Monday, December 14, 2015

When you need to get away from gettin' away: Rum River State Forest

American elm is one on many northern hardwoods that can be found in
Minnesota's Rum River State Forest.
Sometimes heading to the cabin isn’t enough to get away from it all. If your hideaway is near Mille Lacs, though, there are plenty of spots in Rum River State Forest to really find quiet and solitude.

The state forest’s south unit is particularly remote. There will be times when walking past the ferns, evergreens and lush hardwoods that you’ll feel as if you’re in the forest primeval.

One peaceful 3-mile round trip is a combination of the Rum River Forest Road combined with a loop hiking trail. It’s best done in early spring or late autumn – that is, before and after the mosquitoes and black flies swarm.

To reach the trail, from Milaca take U.S. 169 north, turning right/east onto 230th Street. After three miles, you'll come to a T-intersection with County Road 16; turn left/north. Follow County Road 16 as it makes right angle to the east and then again to the north. Turn left/north onto Rum River Forest Road (Google Maps shows this as “Game Refuge Road”).

Into the woods
Continue straight across the West Fork Groundhouse River. West of the bridge is a large pond that the fork feeds. There’s a parking lot across the bridge.

Hoof it north along the primitive Rum River Forest Road. You’ll pass around a gate intended to keep motorized vehicles out of the area.

When the road comes to another parking area, go left/west and take the trail in a loop. Part of the loop joins with the Mystic Riders snowmobile trail.

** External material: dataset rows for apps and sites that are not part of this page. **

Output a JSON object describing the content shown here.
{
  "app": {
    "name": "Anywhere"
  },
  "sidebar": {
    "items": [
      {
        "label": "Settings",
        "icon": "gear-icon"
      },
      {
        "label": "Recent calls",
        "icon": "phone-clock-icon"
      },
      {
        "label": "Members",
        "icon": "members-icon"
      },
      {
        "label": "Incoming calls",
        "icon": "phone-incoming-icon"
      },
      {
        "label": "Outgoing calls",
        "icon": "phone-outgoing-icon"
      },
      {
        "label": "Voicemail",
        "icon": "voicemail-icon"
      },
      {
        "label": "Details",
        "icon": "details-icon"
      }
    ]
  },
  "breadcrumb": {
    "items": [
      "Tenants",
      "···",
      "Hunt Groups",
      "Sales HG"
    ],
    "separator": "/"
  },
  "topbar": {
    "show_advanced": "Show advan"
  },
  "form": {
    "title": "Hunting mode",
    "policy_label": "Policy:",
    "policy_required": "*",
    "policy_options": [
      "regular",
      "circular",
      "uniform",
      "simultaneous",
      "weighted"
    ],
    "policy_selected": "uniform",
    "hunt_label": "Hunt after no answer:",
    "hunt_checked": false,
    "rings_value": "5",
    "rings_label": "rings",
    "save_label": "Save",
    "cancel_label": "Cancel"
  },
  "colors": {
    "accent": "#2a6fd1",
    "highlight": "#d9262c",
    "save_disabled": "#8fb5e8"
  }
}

The bottom half of loop is wooded. Among the tree canopies you’ll pass under include the typical northern hardwoods of ash, basswood, elm, maple and oak. When close to the river or marshlands, look for ash, black spruce, elm, tamarack, and marsh grass to dominate.

Thank a glacier for this forest
The top half of the area that the trail circles around largely is an open area. After the region was timbered off by 1900, farming tried to take root. The land proved unsuitable for that, however, as most of the soil here is a sandy loam mixed with rock, all deposited by glaciers during the past ice age.

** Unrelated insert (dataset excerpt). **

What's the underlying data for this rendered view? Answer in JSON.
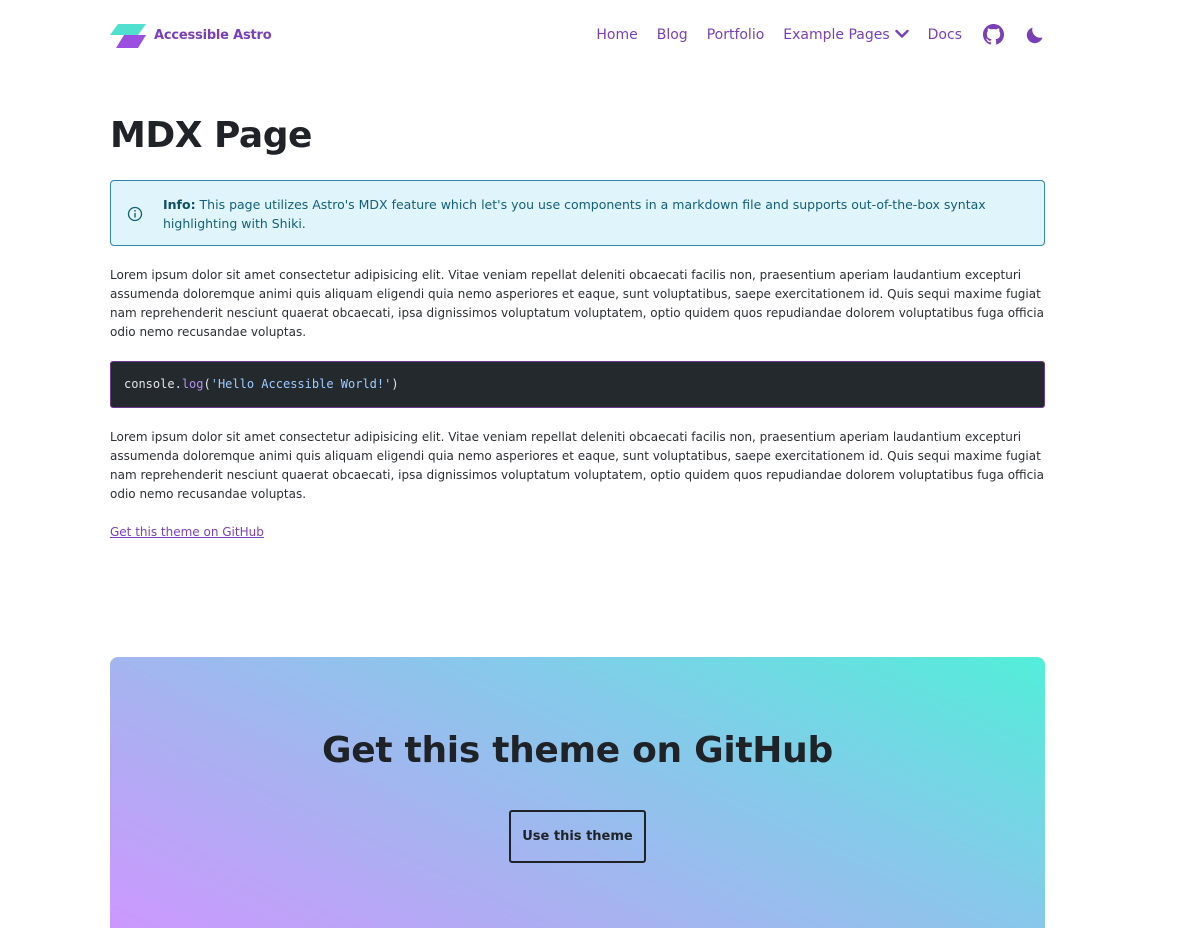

By 1930, efforts at farming in the area were abandoned. The trees now growing in the area date to that time, so you’re not quite walking through the forest primeval…but compared to our urban settlements, it’s a fairly wild region. Indeed, coyotes even have been spotted here.

Once the loop rejoins Rum River Forest Road (you’ll pass another parking lot), return the way you came to your vehicle. You should be refreshed now for another round with civilization.

Read more about day hiking with children in my Hikes with Tykes guidebooks.